[Start of section]

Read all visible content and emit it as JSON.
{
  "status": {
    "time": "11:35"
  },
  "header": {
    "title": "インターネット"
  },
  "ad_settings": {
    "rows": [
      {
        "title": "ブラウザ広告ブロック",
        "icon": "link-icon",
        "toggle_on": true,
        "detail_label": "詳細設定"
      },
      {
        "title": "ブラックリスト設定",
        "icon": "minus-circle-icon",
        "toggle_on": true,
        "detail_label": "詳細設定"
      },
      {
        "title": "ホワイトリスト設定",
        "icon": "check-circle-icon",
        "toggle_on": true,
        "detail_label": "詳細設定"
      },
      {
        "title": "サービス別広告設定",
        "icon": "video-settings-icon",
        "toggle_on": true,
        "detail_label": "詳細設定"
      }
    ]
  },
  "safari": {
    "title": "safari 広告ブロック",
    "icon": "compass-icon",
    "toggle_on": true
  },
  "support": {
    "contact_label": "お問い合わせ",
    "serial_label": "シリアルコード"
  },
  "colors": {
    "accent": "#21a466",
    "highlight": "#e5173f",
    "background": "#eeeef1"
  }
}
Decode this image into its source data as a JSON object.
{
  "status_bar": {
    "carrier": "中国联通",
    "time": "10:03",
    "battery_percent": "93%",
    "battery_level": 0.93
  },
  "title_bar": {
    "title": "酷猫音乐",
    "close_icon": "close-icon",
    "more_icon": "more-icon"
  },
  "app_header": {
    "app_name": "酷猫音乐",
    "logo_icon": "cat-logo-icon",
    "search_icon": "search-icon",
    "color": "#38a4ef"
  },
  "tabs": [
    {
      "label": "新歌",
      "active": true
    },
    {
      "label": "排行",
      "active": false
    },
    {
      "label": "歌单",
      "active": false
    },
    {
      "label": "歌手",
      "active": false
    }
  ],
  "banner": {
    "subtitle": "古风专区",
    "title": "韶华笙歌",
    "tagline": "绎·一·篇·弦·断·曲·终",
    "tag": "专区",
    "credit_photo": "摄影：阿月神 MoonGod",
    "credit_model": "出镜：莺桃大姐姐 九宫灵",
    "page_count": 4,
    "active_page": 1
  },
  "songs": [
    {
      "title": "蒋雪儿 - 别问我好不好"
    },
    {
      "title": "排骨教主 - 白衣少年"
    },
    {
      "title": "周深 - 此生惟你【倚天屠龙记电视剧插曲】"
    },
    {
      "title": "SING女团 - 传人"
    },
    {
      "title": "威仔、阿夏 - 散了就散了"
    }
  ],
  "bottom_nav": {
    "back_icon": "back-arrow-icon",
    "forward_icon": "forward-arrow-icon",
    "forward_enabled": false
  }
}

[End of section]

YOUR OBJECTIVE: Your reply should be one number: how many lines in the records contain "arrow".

REPLY TO THE EXERCISE: 2